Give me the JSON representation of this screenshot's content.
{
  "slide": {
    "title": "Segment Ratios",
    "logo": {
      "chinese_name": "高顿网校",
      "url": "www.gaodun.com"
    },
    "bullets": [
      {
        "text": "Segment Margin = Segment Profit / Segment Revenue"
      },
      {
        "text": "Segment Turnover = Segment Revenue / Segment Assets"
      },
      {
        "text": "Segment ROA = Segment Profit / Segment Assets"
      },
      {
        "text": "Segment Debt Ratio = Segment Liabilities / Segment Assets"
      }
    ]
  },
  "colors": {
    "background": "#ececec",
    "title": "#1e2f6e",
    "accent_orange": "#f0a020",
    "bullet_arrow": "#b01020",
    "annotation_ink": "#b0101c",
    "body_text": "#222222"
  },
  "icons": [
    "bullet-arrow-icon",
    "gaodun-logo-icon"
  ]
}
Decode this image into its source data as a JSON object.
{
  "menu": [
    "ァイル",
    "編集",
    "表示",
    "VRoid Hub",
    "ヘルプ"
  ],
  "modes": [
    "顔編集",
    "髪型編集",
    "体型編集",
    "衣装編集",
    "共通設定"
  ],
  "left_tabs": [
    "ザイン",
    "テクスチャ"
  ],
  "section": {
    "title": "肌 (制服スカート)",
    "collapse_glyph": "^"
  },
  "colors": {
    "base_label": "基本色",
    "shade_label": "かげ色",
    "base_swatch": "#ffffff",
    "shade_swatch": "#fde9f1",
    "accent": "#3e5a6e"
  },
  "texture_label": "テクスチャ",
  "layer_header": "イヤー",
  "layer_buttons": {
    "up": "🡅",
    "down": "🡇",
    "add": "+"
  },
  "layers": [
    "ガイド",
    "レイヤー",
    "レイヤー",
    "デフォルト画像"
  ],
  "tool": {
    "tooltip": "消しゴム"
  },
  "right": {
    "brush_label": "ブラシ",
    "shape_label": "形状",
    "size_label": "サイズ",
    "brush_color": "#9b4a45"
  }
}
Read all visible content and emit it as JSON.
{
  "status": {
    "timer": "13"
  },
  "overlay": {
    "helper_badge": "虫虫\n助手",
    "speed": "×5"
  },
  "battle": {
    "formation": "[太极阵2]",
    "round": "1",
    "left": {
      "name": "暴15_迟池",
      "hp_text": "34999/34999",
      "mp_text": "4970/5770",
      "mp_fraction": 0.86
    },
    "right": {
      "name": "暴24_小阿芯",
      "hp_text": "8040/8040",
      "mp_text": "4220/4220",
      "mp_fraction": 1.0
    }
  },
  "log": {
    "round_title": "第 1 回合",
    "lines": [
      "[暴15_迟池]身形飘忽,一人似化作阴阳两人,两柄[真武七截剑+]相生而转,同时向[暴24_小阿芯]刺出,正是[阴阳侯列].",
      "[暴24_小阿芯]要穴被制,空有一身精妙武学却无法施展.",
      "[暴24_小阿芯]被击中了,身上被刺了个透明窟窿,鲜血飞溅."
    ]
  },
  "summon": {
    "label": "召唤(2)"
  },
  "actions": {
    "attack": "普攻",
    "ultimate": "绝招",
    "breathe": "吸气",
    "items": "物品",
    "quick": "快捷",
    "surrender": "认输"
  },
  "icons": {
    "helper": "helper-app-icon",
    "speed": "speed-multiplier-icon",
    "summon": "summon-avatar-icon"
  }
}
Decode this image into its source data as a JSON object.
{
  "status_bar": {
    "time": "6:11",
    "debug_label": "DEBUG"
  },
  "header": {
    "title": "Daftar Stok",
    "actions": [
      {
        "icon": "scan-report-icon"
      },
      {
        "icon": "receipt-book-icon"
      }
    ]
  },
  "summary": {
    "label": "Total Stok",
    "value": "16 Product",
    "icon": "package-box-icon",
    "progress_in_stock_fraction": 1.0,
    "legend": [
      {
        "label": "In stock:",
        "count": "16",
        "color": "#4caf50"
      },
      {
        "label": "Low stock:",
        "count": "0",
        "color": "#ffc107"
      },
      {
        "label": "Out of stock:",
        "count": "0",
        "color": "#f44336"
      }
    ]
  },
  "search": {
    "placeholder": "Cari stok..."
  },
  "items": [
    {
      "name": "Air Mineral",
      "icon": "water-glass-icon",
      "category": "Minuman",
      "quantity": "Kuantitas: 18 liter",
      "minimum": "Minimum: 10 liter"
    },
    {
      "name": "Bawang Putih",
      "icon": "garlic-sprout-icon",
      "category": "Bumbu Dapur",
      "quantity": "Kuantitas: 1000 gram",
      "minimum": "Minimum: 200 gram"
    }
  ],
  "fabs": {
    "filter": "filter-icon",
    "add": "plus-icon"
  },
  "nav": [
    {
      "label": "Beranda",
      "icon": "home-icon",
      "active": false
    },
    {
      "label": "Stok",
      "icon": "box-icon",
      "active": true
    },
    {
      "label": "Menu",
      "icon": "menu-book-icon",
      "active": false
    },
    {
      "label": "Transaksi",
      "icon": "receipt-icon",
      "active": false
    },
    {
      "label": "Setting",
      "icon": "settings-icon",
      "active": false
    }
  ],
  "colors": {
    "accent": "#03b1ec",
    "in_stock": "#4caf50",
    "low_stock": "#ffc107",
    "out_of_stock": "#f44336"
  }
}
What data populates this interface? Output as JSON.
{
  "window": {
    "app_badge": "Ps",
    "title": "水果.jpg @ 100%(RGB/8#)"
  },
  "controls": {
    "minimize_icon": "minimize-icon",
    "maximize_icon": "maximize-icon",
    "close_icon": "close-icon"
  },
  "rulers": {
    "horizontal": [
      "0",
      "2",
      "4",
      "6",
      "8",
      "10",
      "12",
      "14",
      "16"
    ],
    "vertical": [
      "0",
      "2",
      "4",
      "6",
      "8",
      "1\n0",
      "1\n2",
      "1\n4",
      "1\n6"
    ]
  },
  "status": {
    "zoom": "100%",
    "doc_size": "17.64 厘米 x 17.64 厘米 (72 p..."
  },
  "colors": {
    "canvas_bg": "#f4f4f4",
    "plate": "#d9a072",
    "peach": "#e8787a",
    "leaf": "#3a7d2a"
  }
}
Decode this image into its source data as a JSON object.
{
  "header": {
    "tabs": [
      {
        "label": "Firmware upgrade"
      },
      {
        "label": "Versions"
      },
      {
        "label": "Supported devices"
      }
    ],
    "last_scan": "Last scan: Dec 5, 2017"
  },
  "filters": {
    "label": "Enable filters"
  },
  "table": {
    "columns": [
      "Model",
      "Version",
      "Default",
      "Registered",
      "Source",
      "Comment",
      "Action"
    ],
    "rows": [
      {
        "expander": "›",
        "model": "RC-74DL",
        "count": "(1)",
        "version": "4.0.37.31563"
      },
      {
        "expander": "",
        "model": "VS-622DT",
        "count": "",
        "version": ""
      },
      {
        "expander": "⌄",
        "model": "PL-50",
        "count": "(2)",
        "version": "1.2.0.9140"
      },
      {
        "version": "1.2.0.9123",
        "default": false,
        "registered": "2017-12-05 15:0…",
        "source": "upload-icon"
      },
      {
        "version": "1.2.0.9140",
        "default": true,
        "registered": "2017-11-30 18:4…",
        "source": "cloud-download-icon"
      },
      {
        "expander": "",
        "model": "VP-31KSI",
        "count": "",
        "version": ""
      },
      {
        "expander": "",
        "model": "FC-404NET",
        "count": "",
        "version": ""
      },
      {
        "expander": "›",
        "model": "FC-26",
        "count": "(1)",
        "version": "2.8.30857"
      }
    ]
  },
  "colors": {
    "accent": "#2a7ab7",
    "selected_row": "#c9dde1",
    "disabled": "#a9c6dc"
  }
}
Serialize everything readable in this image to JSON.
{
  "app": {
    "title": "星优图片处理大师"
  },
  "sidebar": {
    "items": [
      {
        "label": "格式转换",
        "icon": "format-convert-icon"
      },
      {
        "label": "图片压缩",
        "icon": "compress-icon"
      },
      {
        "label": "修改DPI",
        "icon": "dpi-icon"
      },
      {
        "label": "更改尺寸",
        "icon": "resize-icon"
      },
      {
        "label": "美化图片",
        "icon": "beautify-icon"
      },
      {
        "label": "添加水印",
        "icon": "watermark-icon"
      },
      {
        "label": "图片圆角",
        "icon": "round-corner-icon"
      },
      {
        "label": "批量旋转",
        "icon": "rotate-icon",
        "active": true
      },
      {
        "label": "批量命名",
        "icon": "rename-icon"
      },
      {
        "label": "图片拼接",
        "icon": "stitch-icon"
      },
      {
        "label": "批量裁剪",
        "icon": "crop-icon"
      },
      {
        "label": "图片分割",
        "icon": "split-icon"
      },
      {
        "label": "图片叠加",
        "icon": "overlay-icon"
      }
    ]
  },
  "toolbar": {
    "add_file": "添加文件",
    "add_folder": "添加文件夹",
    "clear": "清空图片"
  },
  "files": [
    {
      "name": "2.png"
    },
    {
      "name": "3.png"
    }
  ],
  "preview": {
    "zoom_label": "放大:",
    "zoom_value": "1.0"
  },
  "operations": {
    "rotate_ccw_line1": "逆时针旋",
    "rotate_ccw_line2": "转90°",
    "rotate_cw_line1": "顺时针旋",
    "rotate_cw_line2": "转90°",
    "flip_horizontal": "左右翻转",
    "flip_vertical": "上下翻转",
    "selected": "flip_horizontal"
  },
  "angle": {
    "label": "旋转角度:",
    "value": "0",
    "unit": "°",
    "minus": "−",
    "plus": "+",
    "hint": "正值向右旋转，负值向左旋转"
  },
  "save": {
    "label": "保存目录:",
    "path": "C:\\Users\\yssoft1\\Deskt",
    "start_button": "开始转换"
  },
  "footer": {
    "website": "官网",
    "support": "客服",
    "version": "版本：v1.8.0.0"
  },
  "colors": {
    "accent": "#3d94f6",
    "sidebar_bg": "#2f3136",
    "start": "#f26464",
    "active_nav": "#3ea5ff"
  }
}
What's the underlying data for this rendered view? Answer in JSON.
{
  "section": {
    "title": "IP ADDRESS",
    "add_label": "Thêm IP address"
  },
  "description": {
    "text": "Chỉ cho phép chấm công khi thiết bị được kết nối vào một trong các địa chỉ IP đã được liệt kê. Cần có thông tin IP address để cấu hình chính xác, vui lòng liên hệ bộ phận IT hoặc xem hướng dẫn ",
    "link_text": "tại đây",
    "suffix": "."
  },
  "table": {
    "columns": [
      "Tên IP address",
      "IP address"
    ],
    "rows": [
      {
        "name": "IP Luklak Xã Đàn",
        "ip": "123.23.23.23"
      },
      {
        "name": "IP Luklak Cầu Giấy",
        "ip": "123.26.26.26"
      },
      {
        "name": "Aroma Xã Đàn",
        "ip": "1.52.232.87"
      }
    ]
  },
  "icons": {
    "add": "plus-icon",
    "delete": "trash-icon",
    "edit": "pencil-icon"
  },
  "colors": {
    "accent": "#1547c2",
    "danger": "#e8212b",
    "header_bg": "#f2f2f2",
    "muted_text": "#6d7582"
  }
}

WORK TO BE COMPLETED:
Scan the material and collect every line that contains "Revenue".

EXERCISE SOLUTION:
        "text": "Segment Margin = Segment Profit / Segment Revenue"
        "text": "Segment Turnover = Segment Revenue / Segment Assets"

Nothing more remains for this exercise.